Material shown Block Start
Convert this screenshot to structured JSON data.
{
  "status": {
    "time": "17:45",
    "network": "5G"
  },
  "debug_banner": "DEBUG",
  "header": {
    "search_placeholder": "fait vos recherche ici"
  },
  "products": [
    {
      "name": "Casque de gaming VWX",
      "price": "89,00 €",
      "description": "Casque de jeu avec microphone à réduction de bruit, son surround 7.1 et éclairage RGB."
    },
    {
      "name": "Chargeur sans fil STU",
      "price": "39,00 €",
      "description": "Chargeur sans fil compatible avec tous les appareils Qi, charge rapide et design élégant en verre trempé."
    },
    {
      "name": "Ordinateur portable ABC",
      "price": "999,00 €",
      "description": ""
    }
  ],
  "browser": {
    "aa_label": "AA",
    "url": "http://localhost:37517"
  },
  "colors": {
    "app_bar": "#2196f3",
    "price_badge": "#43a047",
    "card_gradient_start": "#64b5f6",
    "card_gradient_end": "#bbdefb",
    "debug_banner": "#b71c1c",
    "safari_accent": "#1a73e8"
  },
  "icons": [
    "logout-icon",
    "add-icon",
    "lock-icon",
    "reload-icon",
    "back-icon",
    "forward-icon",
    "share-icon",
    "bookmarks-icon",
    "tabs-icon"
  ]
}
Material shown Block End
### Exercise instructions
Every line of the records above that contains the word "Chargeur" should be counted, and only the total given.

### Task solution
2